Well, here's a handy tip when around potentially "hot" electric wires; don't grab, tap, but do it with the BACK of your finger or hand -- that way if it's hot and causes your muscles to contract your hand will be pulled away from contact rather than pushed into it (Voice of Experience speaking here, vividly recalling the time I tried to stop a lawnmower engine by firmly grasping the uninsulated plug wire connection -- ripped a hole in my thumb...).
The subjectivity of How Hot? is answered by checking all the time. You will quickly learn what "normal" is under a variety of conditions, including ambient temps, road speeds and braking.
are hot, check pressures and if they are OK, then slow down. A tire with only 5 psi being towed in 4WD low-low gear will not get hot; same tire at 80 mph will not get far.
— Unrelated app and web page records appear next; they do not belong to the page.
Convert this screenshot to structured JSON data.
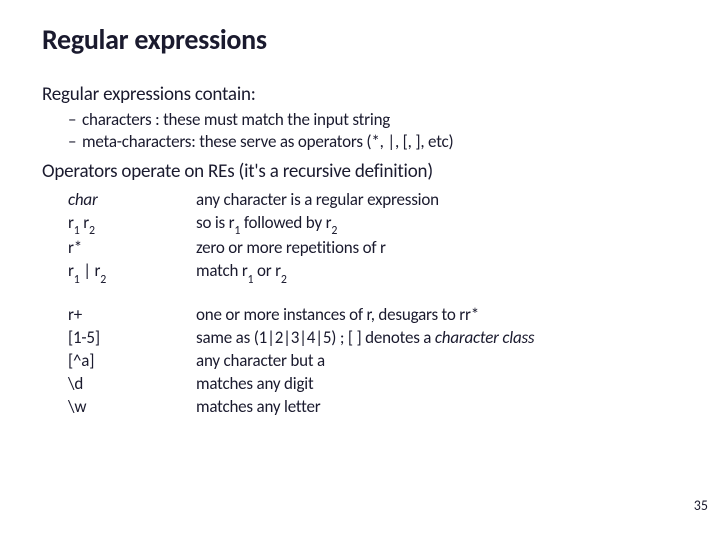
{
  "title": "Regular expressions",
  "line_contain": "Regular expressions contain:",
  "sub1": "characters : these must match the input string",
  "sub2": "meta-characters: these serve as operators (*, |, [, ], etc)",
  "line_ops": "Operators operate on REs (it's a recursive definition)",
  "group1": [
    {
      "left_html": "<span class='italic'>char</span>",
      "right_html": "any character is a regular expression"
    },
    {
      "left_html": "r<span class='sub'>1</span> r<span class='sub'>2</span>",
      "right_html": "so is r<span class='sub'>1</span> followed by r<span class='sub'>2</span>"
    },
    {
      "left_html": "r*",
      "right_html": "zero or more repetitions of r"
    },
    {
      "left_html": "r<span class='sub'>1</span> | r<span class='sub'>2</span>",
      "right_html": "match r<span class='sub'>1</span> or r<span class='sub'>2</span>"
    }
  ],
  "group2": [
    {
      "left_html": "r+",
      "right_html": "one or more instances of r, desugars to rr*"
    },
    {
      "left_html": "[1-5]",
      "right_html": "same as (1|2|3|4|5) ; [ ] denotes a <span class='italic'>character class</span>"
    },
    {
      "left_html": "[^a]",
      "right_html": "any character but a"
    },
    {
      "left_html": "\\d",
      "right_html": "matches any digit"
    },
    {
      "left_html": "\\w",
      "right_html": "matches any letter"
    }
  ],
  "page_number": "35"
}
If bearings are hot, esp one side compared to other, also slow down and get to repair place to repack or replace (I make an assumption here that you have already weighed your trailer side-to-side and there's no glareing difference -- you *have* done that, haven't you?) or check brakes
to see if one is dragging or not functioning.
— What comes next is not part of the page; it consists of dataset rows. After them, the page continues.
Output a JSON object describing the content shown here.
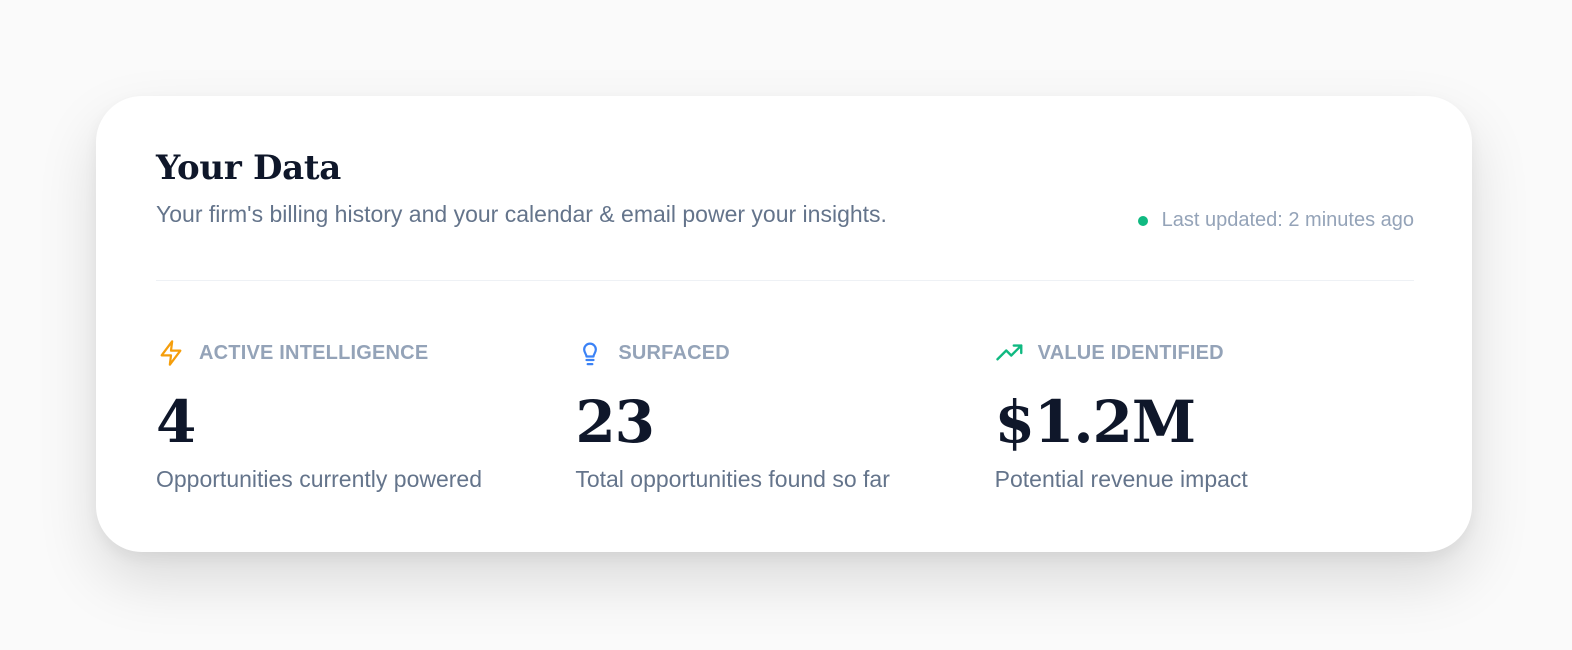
{
  "card": {
    "title": "Your Data",
    "subtitle": "Your firm's billing history and your calendar & email power your insights.",
    "status": {
      "text": "Last updated: 2 minutes ago",
      "dot_color": "#10b981"
    }
  },
  "stats": [
    {
      "icon": "lightning-bolt-icon",
      "icon_color": "#f59e0b",
      "label": "ACTIVE INTELLIGENCE",
      "value": "4",
      "description": "Opportunities currently powered"
    },
    {
      "icon": "lightbulb-icon",
      "icon_color": "#3b82f6",
      "label": "SURFACED",
      "value": "23",
      "description": "Total opportunities found so far"
    },
    {
      "icon": "trending-up-icon",
      "icon_color": "#10b981",
      "label": "VALUE IDENTIFIED",
      "value": "$1.2M",
      "description": "Potential revenue impact"
    }
  ]
}
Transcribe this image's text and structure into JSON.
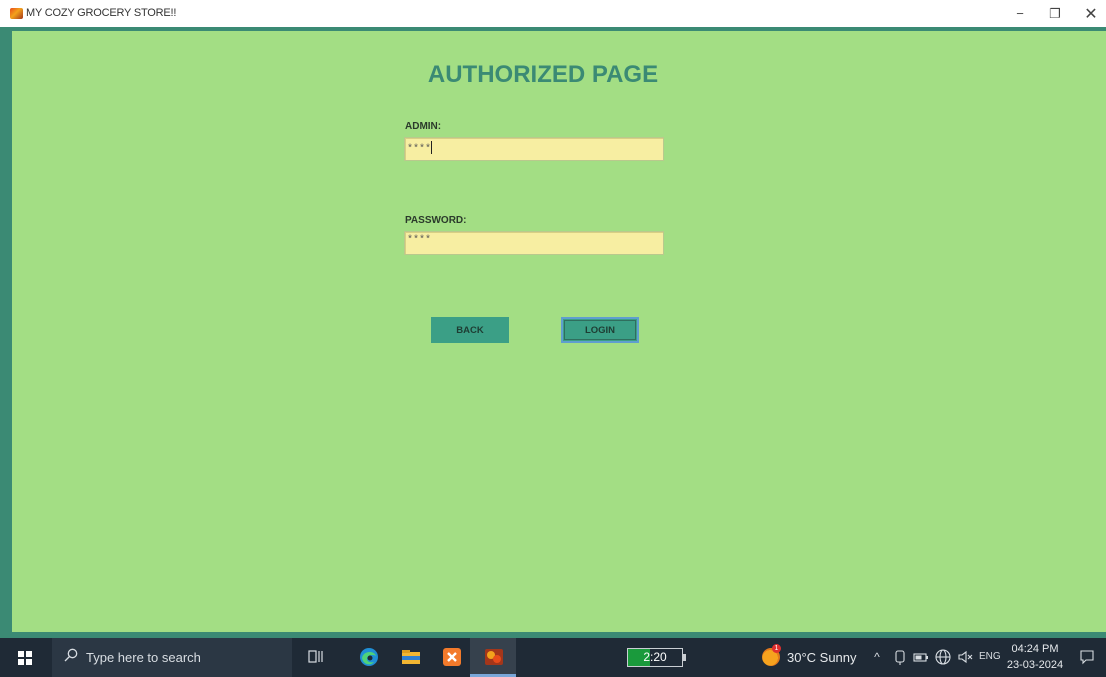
{
  "window": {
    "title": "MY COZY GROCERY STORE!!",
    "controls": {
      "minimize": "−",
      "maximize": "❐",
      "close": "✕"
    }
  },
  "form": {
    "heading": "AUTHORIZED PAGE",
    "admin_label": "ADMIN:",
    "admin_value": "****",
    "password_label": "PASSWORD:",
    "password_value": "****",
    "back_label": "BACK",
    "login_label": "LOGIN"
  },
  "colors": {
    "background": "#a3de84",
    "frame": "#3b8a74",
    "heading": "#3b8a74",
    "input_bg": "#f7eea2",
    "button_bg": "#3b9f86"
  },
  "taskbar": {
    "search_placeholder": "Type here to search",
    "pinned_icons": [
      "task-view-icon",
      "edge-icon",
      "file-explorer-icon",
      "xampp-icon",
      "grocery-app-icon"
    ],
    "battery_timer": "2:20",
    "battery_level": 0.4,
    "weather": "30°C  Sunny",
    "weather_badge": "1",
    "language": "ENG",
    "time": "04:24 PM",
    "date": "23-03-2024"
  }
}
Quickest way to check equal brake function is to drive slow and use the control to cycle the brakes
on and off a few times. If that makes the front end of your truck try to swing to one side or the other, the brakes
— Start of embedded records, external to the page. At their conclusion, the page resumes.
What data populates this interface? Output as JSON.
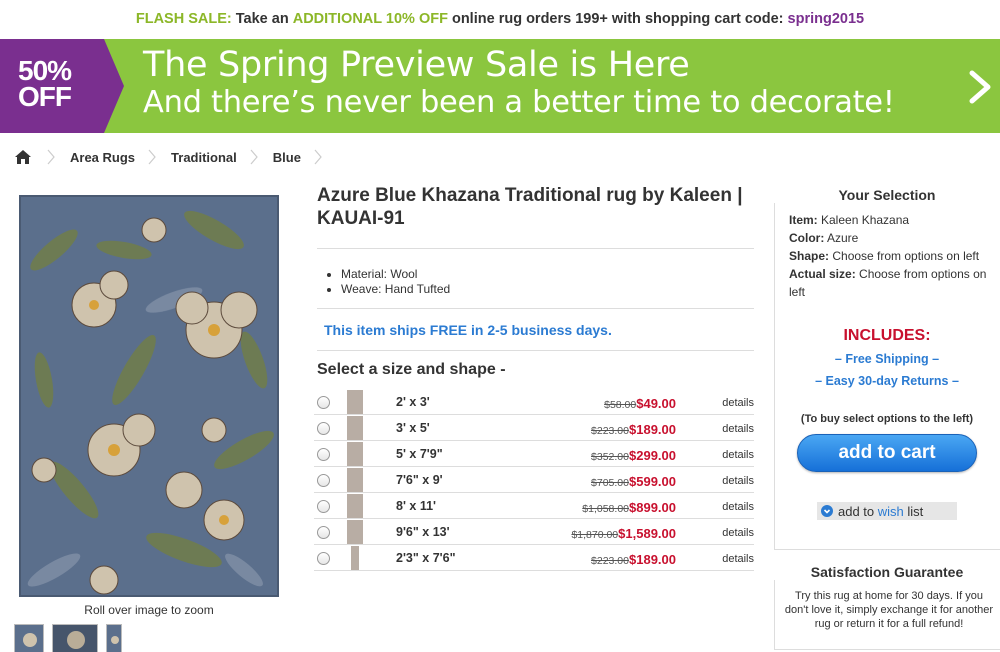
{
  "flash_bar": {
    "prefix": "FLASH SALE:",
    "text1": " Take an ",
    "highlight": "ADDITIONAL 10% OFF",
    "text2": " online rug orders 199+ with shopping cart code: ",
    "code": "spring2015"
  },
  "banner": {
    "badge_line1": "50%",
    "badge_line2": "OFF",
    "line1": "The Spring Preview Sale is Here",
    "line2": "And there’s never been a better time to decorate!",
    "arrow_icon": "chevron-right-icon",
    "color": "#8bc63f",
    "badge_color": "#7a2f8f"
  },
  "breadcrumb": {
    "home_icon": "home-icon",
    "items": [
      "Area Rugs",
      "Traditional",
      "Blue"
    ]
  },
  "gallery": {
    "caption": "Roll over image to zoom"
  },
  "product": {
    "title": "Azure Blue Khazana Traditional rug by Kaleen | KAUAI-91",
    "features": [
      "Material: Wool",
      "Weave: Hand Tufted"
    ],
    "shipping": "This item ships FREE in 2-5 business days.",
    "select_heading": "Select a size and shape -",
    "sizes": [
      {
        "dims": "2' x 3'",
        "old": "$58.00",
        "new": "$49.00",
        "details": "details"
      },
      {
        "dims": "3' x 5'",
        "old": "$223.00",
        "new": "$189.00",
        "details": "details"
      },
      {
        "dims": "5' x 7'9\"",
        "old": "$352.00",
        "new": "$299.00",
        "details": "details"
      },
      {
        "dims": "7'6\" x 9'",
        "old": "$705.00",
        "new": "$599.00",
        "details": "details"
      },
      {
        "dims": "8' x 11'",
        "old": "$1,058.00",
        "new": "$899.00",
        "details": "details"
      },
      {
        "dims": "9'6\" x 13'",
        "old": "$1,870.00",
        "new": "$1,589.00",
        "details": "details"
      },
      {
        "dims": "2'3\" x 7'6\"",
        "old": "$223.00",
        "new": "$189.00",
        "details": "details"
      }
    ]
  },
  "selection": {
    "title": "Your Selection",
    "item_label": "Item:",
    "item_value": " Kaleen Khazana",
    "color_label": "Color:",
    "color_value": " Azure",
    "shape_label": "Shape:",
    "shape_value": " Choose from options on left",
    "size_label": "Actual size:",
    "size_value": " Choose from options on left",
    "includes": "INCLUDES:",
    "include_items": [
      "– Free Shipping –",
      "– Easy 30-day Returns –"
    ],
    "buy_note": "(To buy select options to the left)",
    "cart_button": "add to cart",
    "wish_prefix": "add to ",
    "wish_highlight": "wish",
    "wish_suffix": " list"
  },
  "guarantee": {
    "title": "Satisfaction Guarantee",
    "text": "Try this rug at home for 30 days. If you don't love it, simply exchange it for another rug or return it for a full refund!"
  }
}
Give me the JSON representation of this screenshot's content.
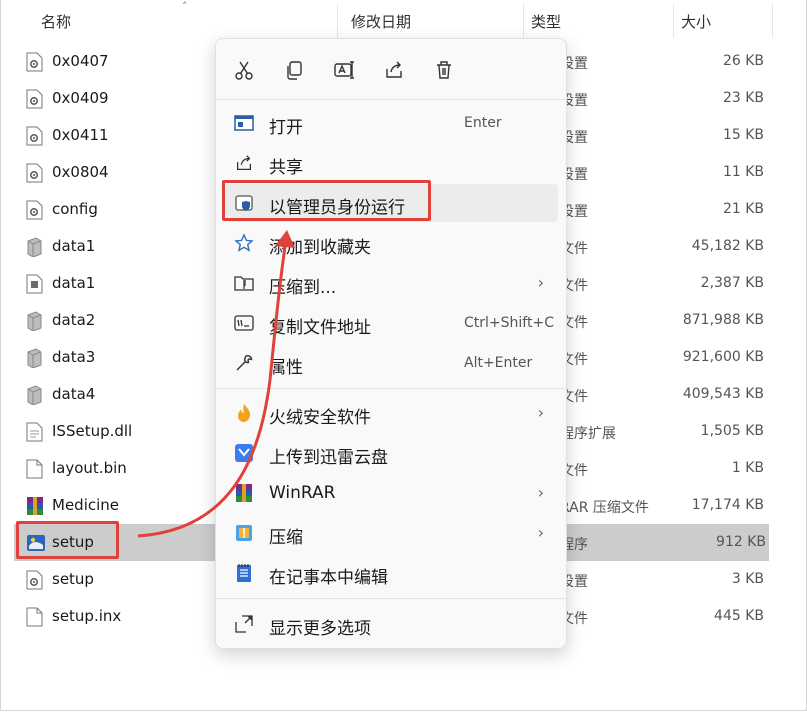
{
  "header": {
    "name": "名称",
    "date": "修改日期",
    "type": "类型",
    "size": "大小"
  },
  "files": [
    {
      "name": "0x0407",
      "icon": "settings-file-icon",
      "type": "设置",
      "size": "26 KB"
    },
    {
      "name": "0x0409",
      "icon": "settings-file-icon",
      "type": "设置",
      "size": "23 KB"
    },
    {
      "name": "0x0411",
      "icon": "settings-file-icon",
      "type": "设置",
      "size": "15 KB"
    },
    {
      "name": "0x0804",
      "icon": "settings-file-icon",
      "type": "设置",
      "size": "11 KB"
    },
    {
      "name": "config",
      "icon": "settings-file-icon",
      "type": "设置",
      "size": "21 KB"
    },
    {
      "name": "data1",
      "icon": "cabinet-file-icon",
      "type": "文件",
      "size": "45,182 KB"
    },
    {
      "name": "data1",
      "icon": "header-file-icon",
      "type": "文件",
      "size": "2,387 KB"
    },
    {
      "name": "data2",
      "icon": "cabinet-file-icon",
      "type": "文件",
      "size": "871,988 KB"
    },
    {
      "name": "data3",
      "icon": "cabinet-file-icon",
      "type": "文件",
      "size": "921,600 KB"
    },
    {
      "name": "data4",
      "icon": "cabinet-file-icon",
      "type": "文件",
      "size": "409,543 KB"
    },
    {
      "name": "ISSetup.dll",
      "icon": "dll-file-icon",
      "type": "程序扩展",
      "size": "1,505 KB"
    },
    {
      "name": "layout.bin",
      "icon": "blank-file-icon",
      "type": "文件",
      "size": "1 KB"
    },
    {
      "name": "Medicine",
      "icon": "winrar-archive-icon",
      "type": "RAR 压缩文件",
      "size": "17,174 KB"
    },
    {
      "name": "setup",
      "icon": "setup-app-icon",
      "type": "程序",
      "size": "912 KB",
      "selected": true
    },
    {
      "name": "setup",
      "icon": "settings-file-icon",
      "type": "设置",
      "size": "3 KB"
    },
    {
      "name": "setup.inx",
      "icon": "blank-file-icon",
      "type": "文件",
      "size": "445 KB"
    }
  ],
  "quick_actions": [
    "cut-icon",
    "copy-icon",
    "rename-icon",
    "share-icon",
    "delete-icon"
  ],
  "menu": {
    "open": {
      "label": "打开",
      "accel": "Enter"
    },
    "share": {
      "label": "共享"
    },
    "run_as_admin": {
      "label": "以管理员身份运行"
    },
    "add_favorites": {
      "label": "添加到收藏夹"
    },
    "compress_to": {
      "label": "压缩到..."
    },
    "copy_path": {
      "label": "复制文件地址",
      "accel": "Ctrl+Shift+C"
    },
    "properties": {
      "label": "属性",
      "accel": "Alt+Enter"
    },
    "huorong": {
      "label": "火绒安全软件"
    },
    "xunlei": {
      "label": "上传到迅雷云盘"
    },
    "winrar": {
      "label": "WinRAR"
    },
    "compress": {
      "label": "压缩"
    },
    "notepad": {
      "label": "在记事本中编辑"
    },
    "more": {
      "label": "显示更多选项"
    }
  },
  "colors": {
    "annotation_red": "#e0413a",
    "selection": "#cccccc",
    "menu_bg": "#f9f9f9"
  }
}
aren't equal. Next step is ammeter to see current drain, which should be about 2.5 Amps per magnet (5 Amps for single axle). If drain is OK, then one side is adjusted too tight or the other is too loose; if drain is not OK, then wire is broken or magnet is NFG (polite version is Not Fine Goods).
If one bearing is REALLY hot, or you can hear grinding when your driver inches the rig forward or you jack up the wheel and spin it OR if the wheel seems a bit cockeyed, don't drive it any further or you will chance permanently damaging the axle
spindle (needing entire new axle).
Pete and Rats